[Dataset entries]
★ ★ ★
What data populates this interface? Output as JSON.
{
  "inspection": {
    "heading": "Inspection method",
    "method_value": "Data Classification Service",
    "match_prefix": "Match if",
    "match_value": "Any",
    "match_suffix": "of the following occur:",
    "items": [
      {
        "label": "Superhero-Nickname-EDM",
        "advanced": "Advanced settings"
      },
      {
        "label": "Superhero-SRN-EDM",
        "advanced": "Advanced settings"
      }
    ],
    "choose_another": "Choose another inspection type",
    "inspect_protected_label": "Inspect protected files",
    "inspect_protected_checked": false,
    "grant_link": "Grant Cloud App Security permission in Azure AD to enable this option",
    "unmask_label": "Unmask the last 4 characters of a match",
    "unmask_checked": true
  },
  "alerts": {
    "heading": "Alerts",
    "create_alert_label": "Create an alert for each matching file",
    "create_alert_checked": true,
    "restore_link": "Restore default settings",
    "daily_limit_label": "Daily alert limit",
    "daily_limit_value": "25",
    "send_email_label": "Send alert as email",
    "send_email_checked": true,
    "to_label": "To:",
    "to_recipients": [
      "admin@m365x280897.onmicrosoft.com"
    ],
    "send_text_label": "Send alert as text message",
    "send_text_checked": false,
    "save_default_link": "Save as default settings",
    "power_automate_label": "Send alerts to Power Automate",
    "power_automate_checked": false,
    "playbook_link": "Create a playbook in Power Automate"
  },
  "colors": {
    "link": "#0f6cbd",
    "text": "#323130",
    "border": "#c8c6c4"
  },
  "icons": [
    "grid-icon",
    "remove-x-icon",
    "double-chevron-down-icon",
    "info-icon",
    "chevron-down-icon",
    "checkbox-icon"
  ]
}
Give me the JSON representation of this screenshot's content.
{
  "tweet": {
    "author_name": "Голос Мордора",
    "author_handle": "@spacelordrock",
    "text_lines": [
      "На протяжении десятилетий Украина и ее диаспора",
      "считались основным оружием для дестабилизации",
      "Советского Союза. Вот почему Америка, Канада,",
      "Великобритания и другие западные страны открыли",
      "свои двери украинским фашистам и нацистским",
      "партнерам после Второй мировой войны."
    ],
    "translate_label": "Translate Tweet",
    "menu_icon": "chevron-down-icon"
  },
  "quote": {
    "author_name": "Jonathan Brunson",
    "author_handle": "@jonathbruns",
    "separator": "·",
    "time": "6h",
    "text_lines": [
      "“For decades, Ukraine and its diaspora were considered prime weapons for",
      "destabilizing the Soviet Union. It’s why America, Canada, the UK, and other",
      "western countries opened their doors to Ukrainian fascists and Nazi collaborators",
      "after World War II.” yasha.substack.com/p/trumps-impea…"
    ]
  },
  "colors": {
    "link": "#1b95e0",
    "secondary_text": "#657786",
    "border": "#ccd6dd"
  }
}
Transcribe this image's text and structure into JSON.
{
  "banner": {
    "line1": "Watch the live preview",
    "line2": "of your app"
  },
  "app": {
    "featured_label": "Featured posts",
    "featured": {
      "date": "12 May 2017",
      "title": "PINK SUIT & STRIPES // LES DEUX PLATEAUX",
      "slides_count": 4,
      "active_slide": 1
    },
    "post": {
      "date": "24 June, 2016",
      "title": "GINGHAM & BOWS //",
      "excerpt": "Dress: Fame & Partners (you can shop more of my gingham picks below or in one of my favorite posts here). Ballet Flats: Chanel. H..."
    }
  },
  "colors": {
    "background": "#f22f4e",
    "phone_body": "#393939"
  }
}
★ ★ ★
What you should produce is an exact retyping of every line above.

■ **Output of the task**:
What data populates this interface? Output as JSON.
{
  "inspection": {
    "heading": "Inspection method",
    "method_value": "Data Classification Service",
    "match_prefix": "Match if",
    "match_value": "Any",
    "match_suffix": "of the following occur:",
    "items": [
      {
        "label": "Superhero-Nickname-EDM",
        "advanced": "Advanced settings"
      },
      {
        "label": "Superhero-SRN-EDM",
        "advanced": "Advanced settings"
      }
    ],
    "choose_another": "Choose another inspection type",
    "inspect_protected_label": "Inspect protected files",
    "inspect_protected_checked": false,
    "grant_link": "Grant Cloud App Security permission in Azure AD to enable this option",
    "unmask_label": "Unmask the last 4 characters of a match",
    "unmask_checked": true
  },
  "alerts": {
    "heading": "Alerts",
    "create_alert_label": "Create an alert for each matching file",
    "create_alert_checked": true,
    "restore_link": "Restore default settings",
    "daily_limit_label": "Daily alert limit",
    "daily_limit_value": "25",
    "send_email_label": "Send alert as email",
    "send_email_checked": true,
    "to_label": "To:",
    "to_recipients": [
      "admin@m365x280897.onmicrosoft.com"
    ],
    "send_text_label": "Send alert as text message",
    "send_text_checked": false,
    "save_default_link": "Save as default settings",
    "power_automate_label": "Send alerts to Power Automate",
    "power_automate_checked": false,
    "playbook_link": "Create a playbook in Power Automate"
  },
  "colors": {
    "link": "#0f6cbd",
    "text": "#323130",
    "border": "#c8c6c4"
  },
  "icons": [
    "grid-icon",
    "remove-x-icon",
    "double-chevron-down-icon",
    "info-icon",
    "chevron-down-icon",
    "checkbox-icon"
  ]
}
Give me the JSON representation of this screenshot's content.
{
  "tweet": {
    "author_name": "Голос Мордора",
    "author_handle": "@spacelordrock",
    "text_lines": [
      "На протяжении десятилетий Украина и ее диаспора",
      "считались основным оружием для дестабилизации",
      "Советского Союза. Вот почему Америка, Канада,",
      "Великобритания и другие западные страны открыли",
      "свои двери украинским фашистам и нацистским",
      "партнерам после Второй мировой войны."
    ],
    "translate_label": "Translate Tweet",
    "menu_icon": "chevron-down-icon"
  },
  "quote": {
    "author_name": "Jonathan Brunson",
    "author_handle": "@jonathbruns",
    "separator": "·",
    "time": "6h",
    "text_lines": [
      "“For decades, Ukraine and its diaspora were considered prime weapons for",
      "destabilizing the Soviet Union. It’s why America, Canada, the UK, and other",
      "western countries opened their doors to Ukrainian fascists and Nazi collaborators",
      "after World War II.” yasha.substack.com/p/trumps-impea…"
    ]
  },
  "colors": {
    "link": "#1b95e0",
    "secondary_text": "#657786",
    "border": "#ccd6dd"
  }
}
Transcribe this image's text and structure into JSON.
{
  "banner": {
    "line1": "Watch the live preview",
    "line2": "of your app"
  },
  "app": {
    "featured_label": "Featured posts",
    "featured": {
      "date": "12 May 2017",
      "title": "PINK SUIT & STRIPES // LES DEUX PLATEAUX",
      "slides_count": 4,
      "active_slide": 1
    },
    "post": {
      "date": "24 June, 2016",
      "title": "GINGHAM & BOWS //",
      "excerpt": "Dress: Fame & Partners (you can shop more of my gingham picks below or in one of my favorite posts here). Ballet Flats: Chanel. H..."
    }
  },
  "colors": {
    "background": "#f22f4e",
    "phone_body": "#393939"
  }
}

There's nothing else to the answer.